“We know that the journey was faster than normal speed, and off-road that would be more tiring than usual,” Reynolds said.
Meetings of animals
The trip would take the couple through a landscape of predators such as horrible wolves and saber-toothed cats. Fortunately, the woman and child did not appear to be at risk; instead, they may have frightened some animals that collided with their route. After the pair has passed north, a set of animal tracks shows that the giant sloth has approached their tracks, risen – perhaps sniffing the air? – and then mixed in a circle before leaving. Then the man stepped on these lazy tracks, returning to the south. Previous research in the area suggests that humans hunted giant sloths, possibly explaining why sloths’ tracks show signs of nervousness on the part of the animal.
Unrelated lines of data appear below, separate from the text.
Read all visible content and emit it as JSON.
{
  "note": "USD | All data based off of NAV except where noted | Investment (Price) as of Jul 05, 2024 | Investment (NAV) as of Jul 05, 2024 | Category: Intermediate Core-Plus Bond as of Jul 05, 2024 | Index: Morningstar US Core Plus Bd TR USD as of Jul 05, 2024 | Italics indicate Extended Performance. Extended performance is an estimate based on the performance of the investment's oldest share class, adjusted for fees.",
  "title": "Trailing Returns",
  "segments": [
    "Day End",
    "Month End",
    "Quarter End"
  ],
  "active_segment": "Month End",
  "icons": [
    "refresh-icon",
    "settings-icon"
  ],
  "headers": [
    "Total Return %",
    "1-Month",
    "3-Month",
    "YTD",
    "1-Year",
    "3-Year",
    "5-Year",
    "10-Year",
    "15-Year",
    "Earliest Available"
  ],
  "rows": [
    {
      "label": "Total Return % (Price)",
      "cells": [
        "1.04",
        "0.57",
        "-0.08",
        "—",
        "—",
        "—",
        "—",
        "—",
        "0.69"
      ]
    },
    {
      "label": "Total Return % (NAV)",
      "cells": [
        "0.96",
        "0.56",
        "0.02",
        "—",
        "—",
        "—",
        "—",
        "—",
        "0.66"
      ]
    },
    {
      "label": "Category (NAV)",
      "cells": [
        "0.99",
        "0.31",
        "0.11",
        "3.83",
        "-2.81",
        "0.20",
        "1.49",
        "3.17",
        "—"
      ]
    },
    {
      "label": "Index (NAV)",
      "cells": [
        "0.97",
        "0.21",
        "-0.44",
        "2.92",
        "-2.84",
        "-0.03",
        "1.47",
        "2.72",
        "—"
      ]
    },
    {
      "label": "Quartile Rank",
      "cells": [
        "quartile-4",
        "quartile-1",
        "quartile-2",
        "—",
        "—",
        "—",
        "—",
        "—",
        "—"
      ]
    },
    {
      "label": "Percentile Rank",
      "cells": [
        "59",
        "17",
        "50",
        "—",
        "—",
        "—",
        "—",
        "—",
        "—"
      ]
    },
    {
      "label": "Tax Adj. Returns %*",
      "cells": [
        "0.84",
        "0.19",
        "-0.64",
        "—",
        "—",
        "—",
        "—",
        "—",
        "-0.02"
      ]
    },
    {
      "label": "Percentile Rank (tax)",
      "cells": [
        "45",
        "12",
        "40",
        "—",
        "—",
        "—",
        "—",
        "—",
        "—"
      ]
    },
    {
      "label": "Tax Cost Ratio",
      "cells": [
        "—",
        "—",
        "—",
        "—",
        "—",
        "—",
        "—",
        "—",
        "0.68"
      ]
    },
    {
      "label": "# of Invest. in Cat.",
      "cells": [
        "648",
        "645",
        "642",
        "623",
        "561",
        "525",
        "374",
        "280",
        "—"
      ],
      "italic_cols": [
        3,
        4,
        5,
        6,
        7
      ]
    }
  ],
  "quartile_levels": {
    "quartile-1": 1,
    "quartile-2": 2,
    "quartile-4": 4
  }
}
At another point, the mammoth crossed the northern path of humans (to the return path to the south). The mammoth showed no signs of slowing down or stopping, possibly suggesting that he did not view the recent human presence as a threat.
According to Reynolds, there was no organic material under or near the footprints that could be analyzed by radiocarbon dating to determine the age of the track. Based on the known extinction dates of mammoths and giant sloths, the footprint must be at least 10,000 years old and possibly 13,000 years old, she said. Next year, she and her colleagues plan to publish data on the age of seeds found under other tracks in the park.
Apparently, Reynolds said, the fact that the beach at White Sands preserves human footprints that have lasted for thousands of years. According to her, this region was the center of human activity in the late Pleistocene, and the traces left there may help to identify how people affected animal populations during this period. (Large megafauna, like mammoths and sloths, became extinct shortly after humans arrived at the scene, and there is controversy over whether humans are to blame.) Children splashed in puddles that gathered in animal tracks.
“It is safe to say that the entire White Sand is just one giant archive of fossil tracks,” Reynolds said.
Originally published on Live Science.